*WORK TASK:* Find every line in the records below that contains "here", and copy it.

*PROVIDED RECORDS:*
=== Section Start ===

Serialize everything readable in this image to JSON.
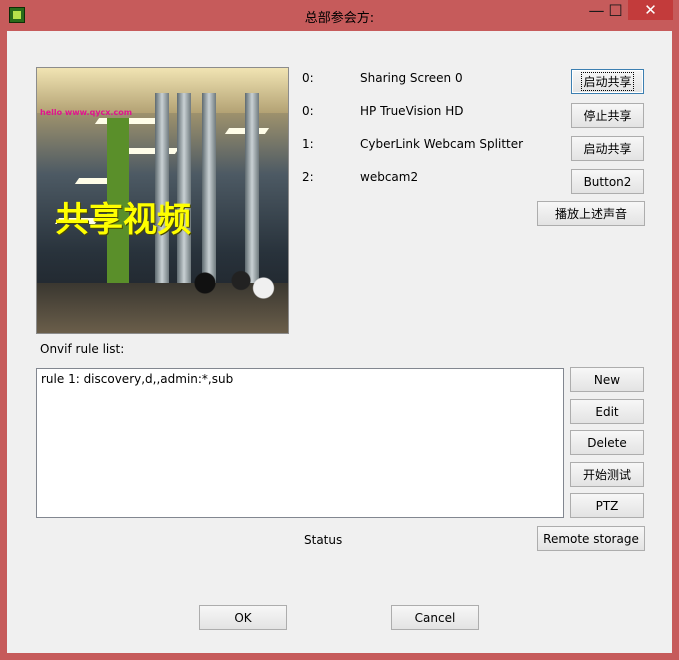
{
  "window": {
    "title": "总部参会方:",
    "controls": {
      "minimize": "—",
      "maximize": "☐",
      "close": "✕"
    }
  },
  "video": {
    "watermark": "hello www.qycx.com",
    "caption": "共享视频"
  },
  "devices": [
    {
      "index": "0:",
      "name": "Sharing Screen 0"
    },
    {
      "index": "0:",
      "name": "HP TrueVision HD"
    },
    {
      "index": "1:",
      "name": "CyberLink Webcam Splitter"
    },
    {
      "index": "2:",
      "name": "webcam2"
    }
  ],
  "side_buttons": {
    "start_share": "启动共享",
    "stop_share": "停止共享",
    "start_share2": "启动共享",
    "button2": "Button2",
    "play_audio": "播放上述声音"
  },
  "onvif": {
    "label": "Onvif rule list:",
    "rules": [
      "rule 1: discovery,d,,admin:*,sub"
    ]
  },
  "onvif_buttons": {
    "new": "New",
    "edit": "Edit",
    "delete": "Delete",
    "start_test": "开始测试",
    "ptz": "PTZ",
    "remote_storage": "Remote storage"
  },
  "status": "Status",
  "footer": {
    "ok": "OK",
    "cancel": "Cancel"
  }
}
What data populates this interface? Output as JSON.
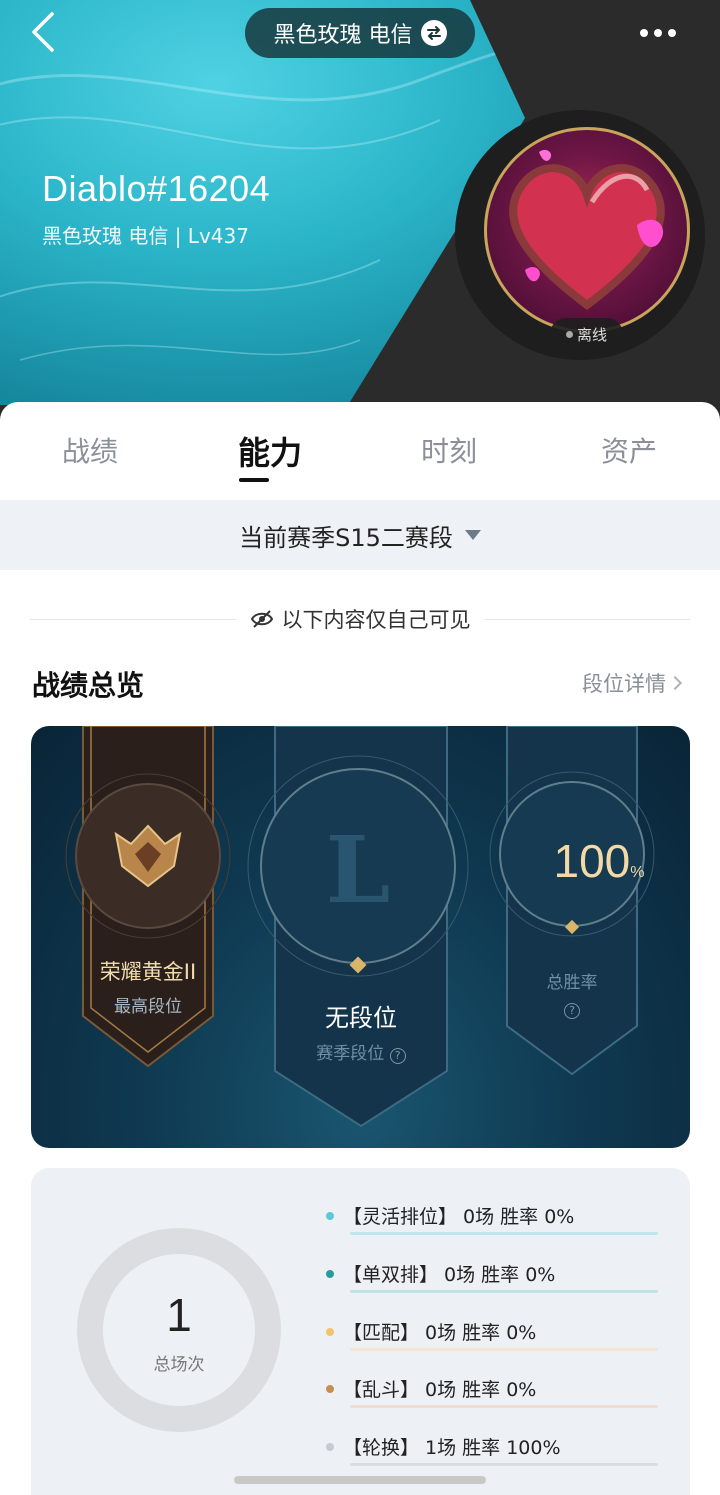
{
  "header": {
    "server_name": "黑色玫瑰 电信",
    "player_name": "Diablo#16204",
    "player_sub": "黑色玫瑰 电信 | Lv437",
    "status": "离线"
  },
  "tabs": [
    {
      "label": "战绩"
    },
    {
      "label": "能力"
    },
    {
      "label": "时刻"
    },
    {
      "label": "资产"
    }
  ],
  "season_selector": "当前赛季S15二赛段",
  "privacy_note": "以下内容仅自己可见",
  "overview": {
    "title": "战绩总览",
    "link": "段位详情"
  },
  "rank": {
    "highest": {
      "value": "荣耀黄金II",
      "label": "最高段位"
    },
    "season": {
      "value": "无段位",
      "label": "赛季段位"
    },
    "winrate": {
      "value": "100",
      "unit": "%",
      "label": "总胜率"
    }
  },
  "stats": {
    "total": "1",
    "total_label": "总场次",
    "modes": [
      {
        "text": "【灵活排位】 0场  胜率 0%",
        "color": "#5bc8d8"
      },
      {
        "text": "【单双排】 0场  胜率 0%",
        "color": "#2a9a9a"
      },
      {
        "text": "【匹配】 0场  胜率 0%",
        "color": "#f0c46a"
      },
      {
        "text": "【乱斗】 0场  胜率 0%",
        "color": "#c48f4f"
      },
      {
        "text": "【轮换】 1场  胜率 100%",
        "color": "#c5cbd3"
      }
    ]
  },
  "colors": {
    "accent_teal": "#2bb5c9",
    "gold": "#c9a55c"
  }
}
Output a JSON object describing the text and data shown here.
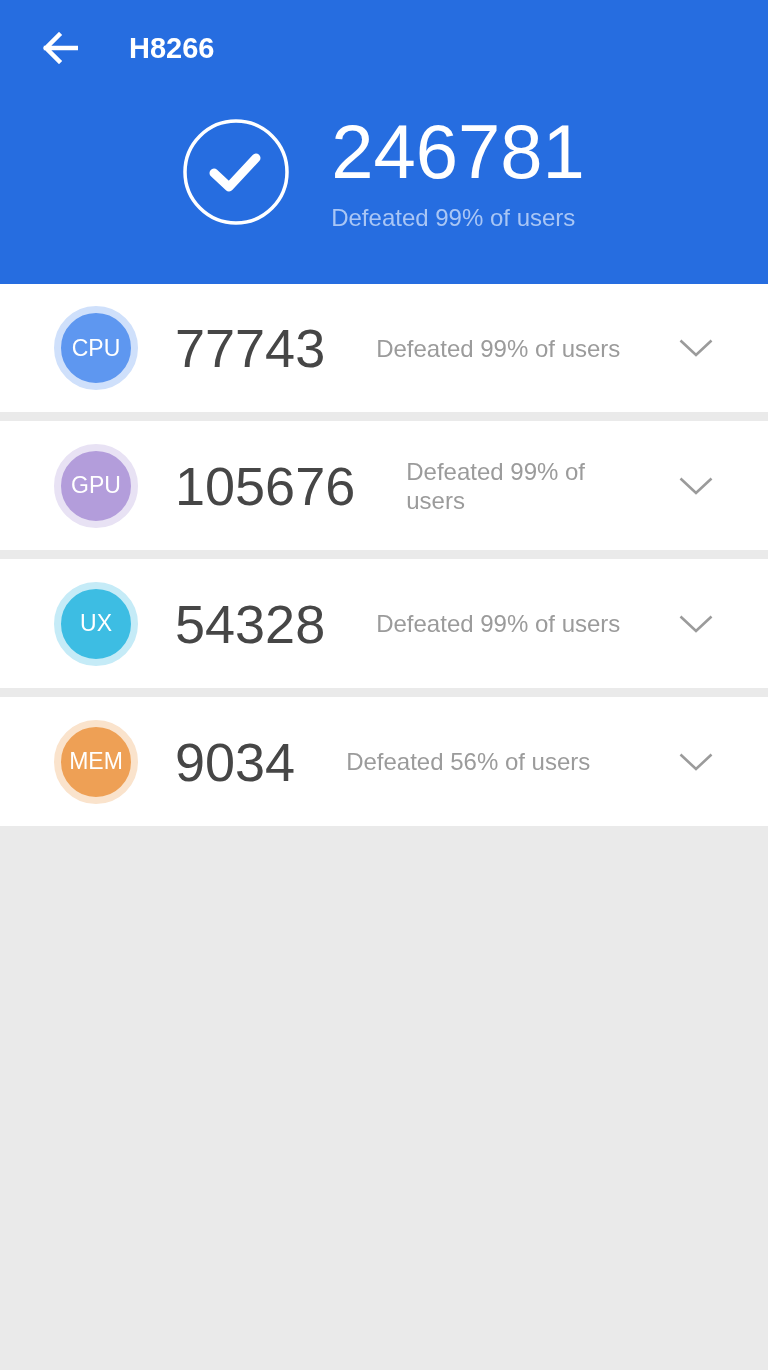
{
  "header": {
    "title": "H8266",
    "score": "246781",
    "caption": "Defeated 99% of users"
  },
  "results": [
    {
      "label": "CPU",
      "color": "#5e97f0",
      "score": "77743",
      "caption": "Defeated 99% of users",
      "expanded": false
    },
    {
      "label": "GPU",
      "color": "#b39ddb",
      "score": "105676",
      "caption": "Defeated 99% of users",
      "expanded": false
    },
    {
      "label": "UX",
      "color": "#3dbde3",
      "score": "54328",
      "caption": "Defeated 99% of users",
      "expanded": false
    },
    {
      "label": "MEM",
      "color": "#eea055",
      "score": "9034",
      "caption": "Defeated 56% of users",
      "expanded": false
    }
  ]
}
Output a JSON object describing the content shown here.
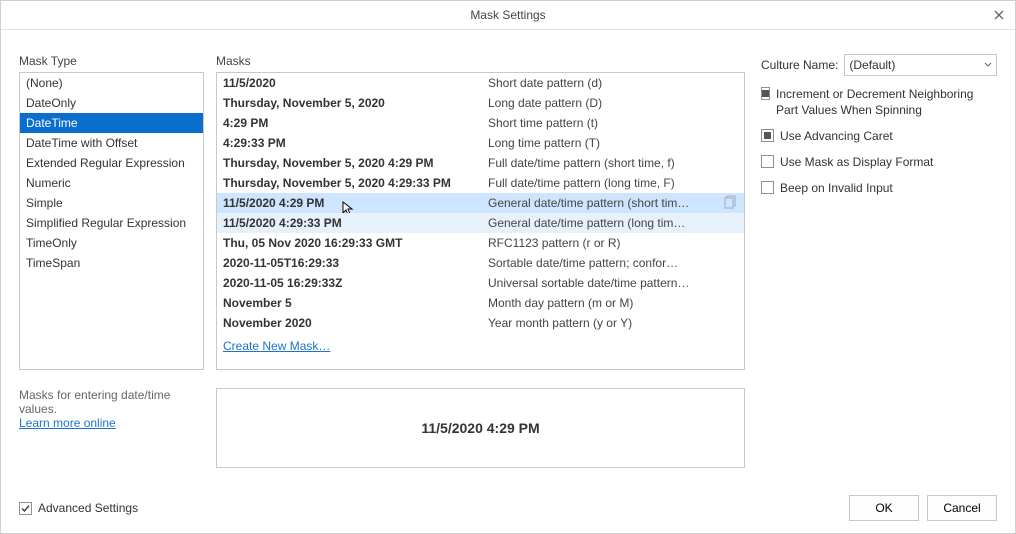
{
  "title": "Mask Settings",
  "section_mask_type": "Mask Type",
  "section_masks": "Masks",
  "mask_types": [
    "(None)",
    "DateOnly",
    "DateTime",
    "DateTime with Offset",
    "Extended Regular Expression",
    "Numeric",
    "Simple",
    "Simplified Regular Expression",
    "TimeOnly",
    "TimeSpan"
  ],
  "mask_type_selected_index": 2,
  "left_info_text": "Masks for entering date/time values.",
  "left_info_link": "Learn more online",
  "masks": [
    {
      "example": "11/5/2020",
      "desc": "Short date pattern (d)"
    },
    {
      "example": "Thursday, November 5, 2020",
      "desc": "Long date pattern (D)"
    },
    {
      "example": "4:29 PM",
      "desc": "Short time pattern (t)"
    },
    {
      "example": "4:29:33 PM",
      "desc": "Long time pattern (T)"
    },
    {
      "example": "Thursday, November 5, 2020 4:29 PM",
      "desc": "Full date/time pattern (short time, f)"
    },
    {
      "example": "Thursday, November 5, 2020 4:29:33 PM",
      "desc": "Full date/time pattern (long time, F)"
    },
    {
      "example": "11/5/2020 4:29 PM",
      "desc": "General date/time pattern (short tim…"
    },
    {
      "example": "11/5/2020 4:29:33 PM",
      "desc": "General date/time pattern (long tim…"
    },
    {
      "example": "Thu, 05 Nov 2020 16:29:33 GMT",
      "desc": "RFC1123 pattern (r or R)"
    },
    {
      "example": "2020-11-05T16:29:33",
      "desc": "Sortable date/time pattern; confor…"
    },
    {
      "example": "2020-11-05 16:29:33Z",
      "desc": "Universal sortable date/time pattern…"
    },
    {
      "example": "November 5",
      "desc": "Month day pattern (m or M)"
    },
    {
      "example": "November 2020",
      "desc": "Year month pattern (y or Y)"
    }
  ],
  "masks_selected_index": 6,
  "masks_hover_index": 7,
  "create_new_mask": "Create New Mask…",
  "preview_value": "11/5/2020 4:29 PM",
  "culture_label": "Culture Name:",
  "culture_value": "(Default)",
  "options": [
    {
      "label": "Increment or Decrement Neighboring Part Values When Spinning",
      "checked": true
    },
    {
      "label": "Use Advancing Caret",
      "checked": true
    },
    {
      "label": "Use Mask as Display Format",
      "checked": false
    },
    {
      "label": "Beep on Invalid Input",
      "checked": false
    }
  ],
  "advanced_settings_label": "Advanced Settings",
  "advanced_settings_checked": true,
  "ok_label": "OK",
  "cancel_label": "Cancel"
}
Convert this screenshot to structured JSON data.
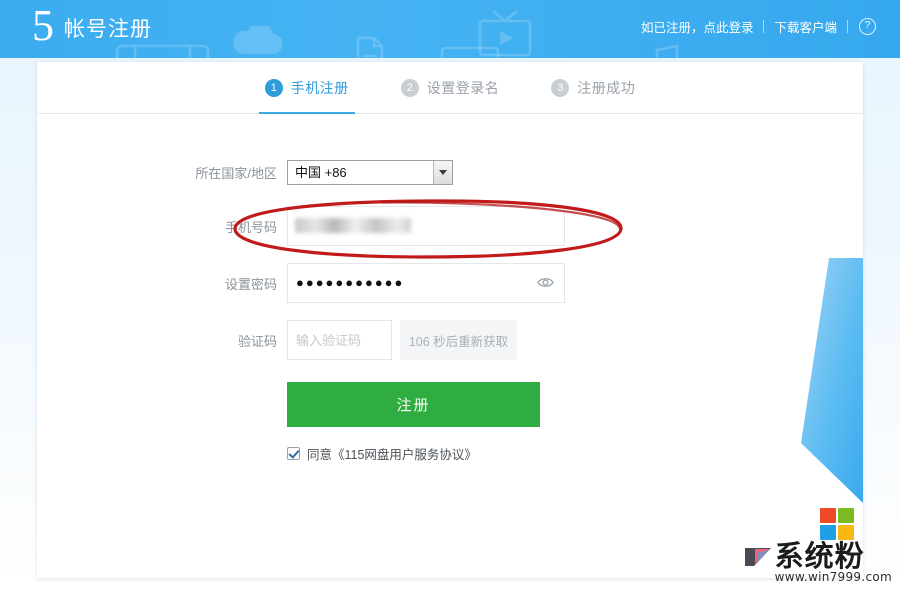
{
  "header": {
    "logo_text": "5",
    "logo_icon": "number-five-logo",
    "title": "帐号注册",
    "links": [
      {
        "label": "如已注册，点此登录",
        "name": "login-link"
      },
      {
        "label": "下载客户端",
        "name": "download-client-link"
      }
    ],
    "help_icon_glyph": "?",
    "background_color": "#3fb0f0",
    "deco_icons": [
      "film-icon",
      "cloud-icon",
      "document-icon",
      "image-icon",
      "tv-play-icon",
      "music-note-icon"
    ]
  },
  "steps": [
    {
      "num": "1",
      "label": "手机注册",
      "state": "active"
    },
    {
      "num": "2",
      "label": "设置登录名",
      "state": "inactive"
    },
    {
      "num": "3",
      "label": "注册成功",
      "state": "inactive"
    }
  ],
  "form": {
    "country": {
      "label": "所在国家/地区",
      "value": "中国 +86",
      "options": [
        "中国 +86"
      ]
    },
    "phone": {
      "label": "手机号码",
      "value": "",
      "placeholder": "",
      "redacted": true
    },
    "password": {
      "label": "设置密码",
      "mask_char": "●",
      "mask_count": 11,
      "masked_value": "●●●●●●●●●●●",
      "toggle_icon": "eye-icon"
    },
    "code": {
      "label": "验证码",
      "value": "",
      "placeholder": "输入验证码",
      "resend_label": "106 秒后重新获取",
      "resend_seconds": "106",
      "resend_disabled": true
    },
    "submit_label": "注册",
    "submit_color": "#2fad41",
    "agreement": {
      "checked": true,
      "label": "同意《115网盘用户服务协议》"
    }
  },
  "annotation": {
    "type": "hand-drawn-ellipse",
    "color": "#c21a1a",
    "target": "phone-number-row"
  },
  "watermark": {
    "brand": "系统粉",
    "url": "www.win7999.com",
    "tile_colors": [
      "#ef4a28",
      "#7cbb1f",
      "#1fa0e5",
      "#f9b713"
    ]
  },
  "colors": {
    "accent_blue": "#2d9cdb",
    "header_blue": "#3fb0f0",
    "green": "#2fad41",
    "annotation_red": "#c21a1a"
  }
}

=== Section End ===

*SOLUTION TO THIS PROBLEM:*
Output a JSON object describing the text and data shown here.
Output a JSON object describing the content shown here.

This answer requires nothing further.